#### INFORMATION GIVEN ####

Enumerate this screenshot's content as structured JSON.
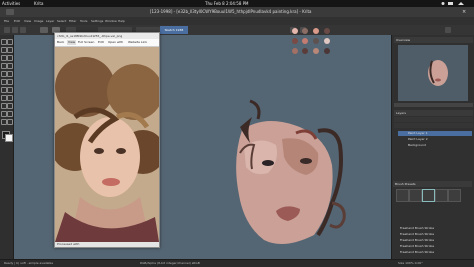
{
  "os": {
    "activities": "Activities",
    "app": "Krita",
    "time": "Thu Feb 8   2:04:58 PM"
  },
  "window": {
    "title": "[123-1998] - [e32b_ll3tyl0CWY9Bouul1W5_hthpjdlPnudlavk4 painting.kra] - Krita",
    "tab": "Sketch 1938"
  },
  "menu": [
    "File",
    "Edit",
    "View",
    "Image",
    "Layer",
    "Select",
    "Filter",
    "Tools",
    "Settings",
    "Window",
    "Help"
  ],
  "reference": {
    "title": "c3db_l1_ss1tBI9b20uu1W55_-Rhpe.vel_png",
    "buttons": [
      "Back",
      "View",
      "Full Screen",
      "Edit",
      "Open with",
      "Website Link"
    ],
    "status": "Processed with"
  },
  "palette_colors": [
    "#e5b6ab",
    "#8c6d66",
    "#d99a8a",
    "#6a4a46",
    "#7a4a44",
    "#c47c72",
    "#5e5250",
    "#e0c6c0",
    "#a27064",
    "#5a3d3a",
    "#b98778",
    "#4a3636"
  ],
  "docker": {
    "overview_label": "Overview",
    "layers_title": "Layers",
    "layers": [
      "Paint Layer 1",
      "Paint Layer 2",
      "Background"
    ],
    "brush_presets_title": "Brush Presets",
    "presets_list": [
      "Freehand Brush Stroke",
      "Freehand Brush Stroke",
      "Freehand Brush Stroke",
      "Freehand Brush Stroke",
      "Freehand Brush Stroke"
    ]
  },
  "status": {
    "left": "Ready | b) soft ..simple available",
    "center": "RGB/Alpha (8-bit integer/channel) sRGB",
    "right": "Size 100%  0.00°"
  }
}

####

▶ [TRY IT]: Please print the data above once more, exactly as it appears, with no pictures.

▶ [COMPLETED TASK]:
Enumerate this screenshot's content as structured JSON.
{
  "os": {
    "activities": "Activities",
    "app": "Krita",
    "time": "Thu Feb 8   2:04:58 PM"
  },
  "window": {
    "title": "[123-1998] - [e32b_ll3tyl0CWY9Bouul1W5_hthpjdlPnudlavk4 painting.kra] - Krita",
    "tab": "Sketch 1938"
  },
  "menu": [
    "File",
    "Edit",
    "View",
    "Image",
    "Layer",
    "Select",
    "Filter",
    "Tools",
    "Settings",
    "Window",
    "Help"
  ],
  "reference": {
    "title": "c3db_l1_ss1tBI9b20uu1W55_-Rhpe.vel_png",
    "buttons": [
      "Back",
      "View",
      "Full Screen",
      "Edit",
      "Open with",
      "Website Link"
    ],
    "status": "Processed with"
  },
  "palette_colors": [
    "#e5b6ab",
    "#8c6d66",
    "#d99a8a",
    "#6a4a46",
    "#7a4a44",
    "#c47c72",
    "#5e5250",
    "#e0c6c0",
    "#a27064",
    "#5a3d3a",
    "#b98778",
    "#4a3636"
  ],
  "docker": {
    "overview_label": "Overview",
    "layers_title": "Layers",
    "layers": [
      "Paint Layer 1",
      "Paint Layer 2",
      "Background"
    ],
    "brush_presets_title": "Brush Presets",
    "presets_list": [
      "Freehand Brush Stroke",
      "Freehand Brush Stroke",
      "Freehand Brush Stroke",
      "Freehand Brush Stroke",
      "Freehand Brush Stroke"
    ]
  },
  "status": {
    "left": "Ready | b) soft ..simple available",
    "center": "RGB/Alpha (8-bit integer/channel) sRGB",
    "right": "Size 100%  0.00°"
  }
}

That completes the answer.